Range from Least Concern to Critically Endangered
Vultures are scavenging birds of prey. A typical characteristic of most vultures is a bald head, devoid of normal feathers. Vultures are found on all continents except Australia and Antarctica. There are 11 species of vultures in Africa, with the majority listed as endangered, such as the Cape Vulture (Gyps coprotheres), which has already been classified as extinct in Namibia, Swaziland and Zimbabwe. Vultures clear up to 70% of Africa’s carrion and are extremely beneficial to humans, considerably reducing the spread of diseases, some of which can be fatal.
Up to 20 years.
Population and status
In 2015, several species of vulture were ‘uplisted’ based on their rate of decline, resulting in several species being classified as endangered or critically endangered (such as the white-backed and hooded vultures). The endangered Cape Vulture population is declining throughout much of its range, with an estimated 4,700 pairs remaining.
Habitat and range
Vultures require a habitat that allows them to see or smell carrion while they soar in the sky. This usually includes savannah or plains, though some live in open mountain regions. The Cape Vulture usually breeds and roosts on cliff faces, where it can fly long distances in search of the large animal carcasses on which it specialises.
Although vultures are classified as birds of prey, they rarely kill other animals and are almost exclusively carrion eaters. Vultures usually feed in large groups, often with other vulture species, each having their own individual role in the feeding. Vultures are vital for keeping the natural world in balance as they clear bodies that would otherwise rot and attract insects, that in turn transmit diseases to both livestock and humans.
Vultures are facing several threats, making their conservation a difficult task. Poisoning incidences are being regularly reported due to poison being left for pests, poachers lacing elephant or rhino carcasses to intentionally kill vultures (a single poisoned elephant carcass can result in hundreds of vulture’s deaths, wiping out an entire colony or local population), and anti-inflammatory drugs, used for livestock, which is lethal when ingested by vultures. In South Africa, power line electrocutions and collisions are the most prolific threats to vultures. Superstitious beliefs create a demand for the poaching of vultures and their parts, especially the head and feet.
A variety of conservation measures are required to protect vultures, including efforts to stop the use of toxic anti-inflammatory drugs, lobbying for changes to the structure of power lines to prevent electrocution, and raising awareness to change the image and prevent the persecution of these much-maligned birds.

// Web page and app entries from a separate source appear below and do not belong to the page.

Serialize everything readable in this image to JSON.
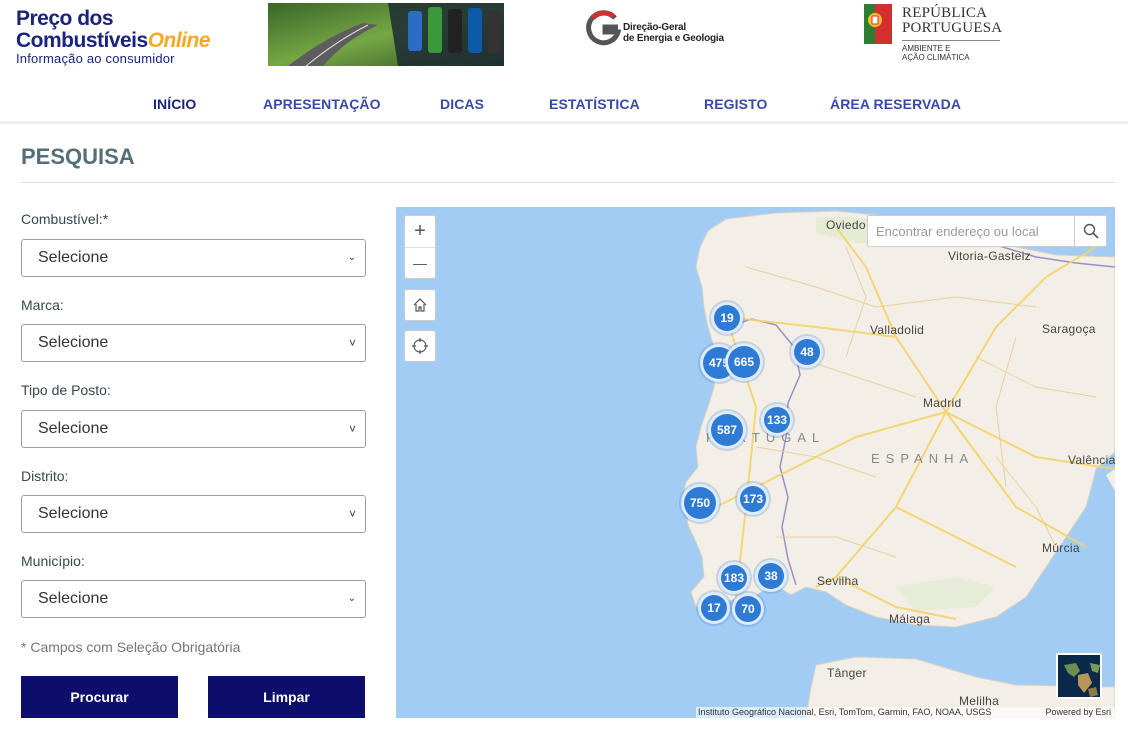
{
  "header": {
    "logo_line1": "Preço dos",
    "logo_line2": "Combustíveis",
    "logo_online": "Online",
    "logo_tagline": "Informação ao consumidor",
    "dgeg_line1": "Direção-Geral",
    "dgeg_line2": "de Energia e Geologia",
    "rep_line1": "REPÚBLICA",
    "rep_line2": "PORTUGUESA",
    "rep_sub1": "AMBIENTE E",
    "rep_sub2": "AÇÃO CLIMÁTICA"
  },
  "nav": {
    "items": [
      {
        "label": "INÍCIO",
        "active": true
      },
      {
        "label": "APRESENTAÇÃO"
      },
      {
        "label": "DICAS"
      },
      {
        "label": "ESTATÍSTICA"
      },
      {
        "label": "REGISTO"
      },
      {
        "label": "ÁREA RESERVADA"
      }
    ]
  },
  "page": {
    "title": "PESQUISA"
  },
  "form": {
    "fields": [
      {
        "label": "Combustível:*",
        "value": "Selecione"
      },
      {
        "label": "Marca:",
        "value": "Selecione"
      },
      {
        "label": "Tipo de Posto:",
        "value": "Selecione"
      },
      {
        "label": "Distrito:",
        "value": "Selecione"
      },
      {
        "label": "Município:",
        "value": "Selecione"
      }
    ],
    "hint": "* Campos com Seleção Obrigatória",
    "search_button": "Procurar",
    "clear_button": "Limpar"
  },
  "map": {
    "search_placeholder": "Encontrar endereço ou local",
    "zoom_in": "+",
    "zoom_out": "—",
    "place_labels": [
      "Oviedo",
      "Vitoria-Gasteiz",
      "Valladolid",
      "Saragoça",
      "Madrid",
      "ESPANHA",
      "PORTUGAL",
      "Valência",
      "Múrcia",
      "Sevilha",
      "Málaga",
      "Tânger",
      "Melilha"
    ],
    "clusters": [
      {
        "count": "19"
      },
      {
        "count": "475"
      },
      {
        "count": "665"
      },
      {
        "count": "48"
      },
      {
        "count": "133"
      },
      {
        "count": "587"
      },
      {
        "count": "750"
      },
      {
        "count": "173"
      },
      {
        "count": "183"
      },
      {
        "count": "38"
      },
      {
        "count": "17"
      },
      {
        "count": "70"
      }
    ],
    "attribution": "Instituto Geográfico Nacional, Esri, TomTom, Garmin, FAO, NOAA, USGS",
    "powered_by": "Powered by Esri"
  },
  "colors": {
    "nav_text": "#3949ab",
    "nav_active": "#1a237e",
    "button_bg": "#0d0d6b",
    "cluster": "#2e7bd6",
    "water": "#a3ccf5",
    "land": "#f3efe6"
  }
}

For the last nine years, Tusk has been supporting VulPro, the only vulture breeding facility in Africa committed to releasing offspring into the wild.